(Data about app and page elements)
···
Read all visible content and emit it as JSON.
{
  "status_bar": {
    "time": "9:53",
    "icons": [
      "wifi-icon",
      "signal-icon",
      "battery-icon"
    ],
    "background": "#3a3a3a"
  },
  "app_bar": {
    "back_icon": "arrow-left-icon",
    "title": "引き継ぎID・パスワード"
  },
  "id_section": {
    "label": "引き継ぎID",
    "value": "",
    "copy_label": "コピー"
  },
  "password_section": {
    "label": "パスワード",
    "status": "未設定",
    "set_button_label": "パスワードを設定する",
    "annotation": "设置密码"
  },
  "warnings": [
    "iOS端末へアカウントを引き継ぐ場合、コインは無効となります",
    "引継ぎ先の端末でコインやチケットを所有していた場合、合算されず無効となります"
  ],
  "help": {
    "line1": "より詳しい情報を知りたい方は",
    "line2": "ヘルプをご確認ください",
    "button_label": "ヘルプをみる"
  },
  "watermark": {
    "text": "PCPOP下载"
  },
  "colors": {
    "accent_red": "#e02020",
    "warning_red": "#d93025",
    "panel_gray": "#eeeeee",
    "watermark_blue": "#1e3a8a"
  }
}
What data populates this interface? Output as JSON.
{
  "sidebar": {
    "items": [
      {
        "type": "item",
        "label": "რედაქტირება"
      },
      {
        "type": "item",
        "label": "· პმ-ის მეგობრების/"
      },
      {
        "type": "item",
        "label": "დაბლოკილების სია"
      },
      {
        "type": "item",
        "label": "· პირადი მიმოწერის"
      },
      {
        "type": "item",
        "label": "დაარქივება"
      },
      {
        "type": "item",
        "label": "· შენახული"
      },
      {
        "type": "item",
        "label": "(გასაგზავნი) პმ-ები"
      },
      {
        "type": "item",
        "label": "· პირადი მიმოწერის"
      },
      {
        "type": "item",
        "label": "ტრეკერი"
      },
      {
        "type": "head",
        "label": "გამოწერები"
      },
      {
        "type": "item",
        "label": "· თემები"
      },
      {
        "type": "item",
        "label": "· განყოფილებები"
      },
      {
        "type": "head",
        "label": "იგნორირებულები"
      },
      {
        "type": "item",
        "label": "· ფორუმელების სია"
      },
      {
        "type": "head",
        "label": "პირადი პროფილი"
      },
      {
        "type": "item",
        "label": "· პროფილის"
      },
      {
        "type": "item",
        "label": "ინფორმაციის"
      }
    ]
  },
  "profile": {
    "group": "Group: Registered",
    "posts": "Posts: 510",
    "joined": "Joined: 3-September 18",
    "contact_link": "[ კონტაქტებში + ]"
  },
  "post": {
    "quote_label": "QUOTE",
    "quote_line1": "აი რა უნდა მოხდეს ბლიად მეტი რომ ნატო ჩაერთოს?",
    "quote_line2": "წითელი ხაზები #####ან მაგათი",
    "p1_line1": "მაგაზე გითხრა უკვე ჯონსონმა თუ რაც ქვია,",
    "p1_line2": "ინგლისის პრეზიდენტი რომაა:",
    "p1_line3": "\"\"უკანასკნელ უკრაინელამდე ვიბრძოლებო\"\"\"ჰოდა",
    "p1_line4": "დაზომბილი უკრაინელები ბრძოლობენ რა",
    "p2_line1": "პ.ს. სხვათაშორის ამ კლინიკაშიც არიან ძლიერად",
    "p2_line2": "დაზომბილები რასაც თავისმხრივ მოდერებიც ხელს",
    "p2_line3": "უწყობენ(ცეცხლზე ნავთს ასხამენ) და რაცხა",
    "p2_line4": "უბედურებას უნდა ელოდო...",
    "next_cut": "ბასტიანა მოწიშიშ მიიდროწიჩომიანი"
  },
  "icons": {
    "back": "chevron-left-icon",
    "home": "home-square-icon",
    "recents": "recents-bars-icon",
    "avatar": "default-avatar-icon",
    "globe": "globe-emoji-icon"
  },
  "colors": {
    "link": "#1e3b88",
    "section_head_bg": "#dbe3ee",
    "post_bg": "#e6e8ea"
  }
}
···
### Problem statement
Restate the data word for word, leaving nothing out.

### Exercise response
Read all visible content and emit it as JSON.
{
  "status_bar": {
    "time": "9:53",
    "icons": [
      "wifi-icon",
      "signal-icon",
      "battery-icon"
    ],
    "background": "#3a3a3a"
  },
  "app_bar": {
    "back_icon": "arrow-left-icon",
    "title": "引き継ぎID・パスワード"
  },
  "id_section": {
    "label": "引き継ぎID",
    "value": "",
    "copy_label": "コピー"
  },
  "password_section": {
    "label": "パスワード",
    "status": "未設定",
    "set_button_label": "パスワードを設定する",
    "annotation": "设置密码"
  },
  "warnings": [
    "iOS端末へアカウントを引き継ぐ場合、コインは無効となります",
    "引継ぎ先の端末でコインやチケットを所有していた場合、合算されず無効となります"
  ],
  "help": {
    "line1": "より詳しい情報を知りたい方は",
    "line2": "ヘルプをご確認ください",
    "button_label": "ヘルプをみる"
  },
  "watermark": {
    "text": "PCPOP下载"
  },
  "colors": {
    "accent_red": "#e02020",
    "warning_red": "#d93025",
    "panel_gray": "#eeeeee",
    "watermark_blue": "#1e3a8a"
  }
}
What data populates this interface? Output as JSON.
{
  "sidebar": {
    "items": [
      {
        "type": "item",
        "label": "რედაქტირება"
      },
      {
        "type": "item",
        "label": "· პმ-ის მეგობრების/"
      },
      {
        "type": "item",
        "label": "დაბლოკილების სია"
      },
      {
        "type": "item",
        "label": "· პირადი მიმოწერის"
      },
      {
        "type": "item",
        "label": "დაარქივება"
      },
      {
        "type": "item",
        "label": "· შენახული"
      },
      {
        "type": "item",
        "label": "(გასაგზავნი) პმ-ები"
      },
      {
        "type": "item",
        "label": "· პირადი მიმოწერის"
      },
      {
        "type": "item",
        "label": "ტრეკერი"
      },
      {
        "type": "head",
        "label": "გამოწერები"
      },
      {
        "type": "item",
        "label": "· თემები"
      },
      {
        "type": "item",
        "label": "· განყოფილებები"
      },
      {
        "type": "head",
        "label": "იგნორირებულები"
      },
      {
        "type": "item",
        "label": "· ფორუმელების სია"
      },
      {
        "type": "head",
        "label": "პირადი პროფილი"
      },
      {
        "type": "item",
        "label": "· პროფილის"
      },
      {
        "type": "item",
        "label": "ინფორმაციის"
      }
    ]
  },
  "profile": {
    "group": "Group: Registered",
    "posts": "Posts: 510",
    "joined": "Joined: 3-September 18",
    "contact_link": "[ კონტაქტებში + ]"
  },
  "post": {
    "quote_label": "QUOTE",
    "quote_line1": "აი რა უნდა მოხდეს ბლიად მეტი რომ ნატო ჩაერთოს?",
    "quote_line2": "წითელი ხაზები #####ან მაგათი",
    "p1_line1": "მაგაზე გითხრა უკვე ჯონსონმა თუ რაც ქვია,",
    "p1_line2": "ინგლისის პრეზიდენტი რომაა:",
    "p1_line3": "\"\"უკანასკნელ უკრაინელამდე ვიბრძოლებო\"\"\"ჰოდა",
    "p1_line4": "დაზომბილი უკრაინელები ბრძოლობენ რა",
    "p2_line1": "პ.ს. სხვათაშორის ამ კლინიკაშიც არიან ძლიერად",
    "p2_line2": "დაზომბილები რასაც თავისმხრივ მოდერებიც ხელს",
    "p2_line3": "უწყობენ(ცეცხლზე ნავთს ასხამენ) და რაცხა",
    "p2_line4": "უბედურებას უნდა ელოდო...",
    "next_cut": "ბასტიანა მოწიშიშ მიიდროწიჩომიანი"
  },
  "icons": {
    "back": "chevron-left-icon",
    "home": "home-square-icon",
    "recents": "recents-bars-icon",
    "avatar": "default-avatar-icon",
    "globe": "globe-emoji-icon"
  },
  "colors": {
    "link": "#1e3b88",
    "section_head_bg": "#dbe3ee",
    "post_bg": "#e6e8ea"
  }
}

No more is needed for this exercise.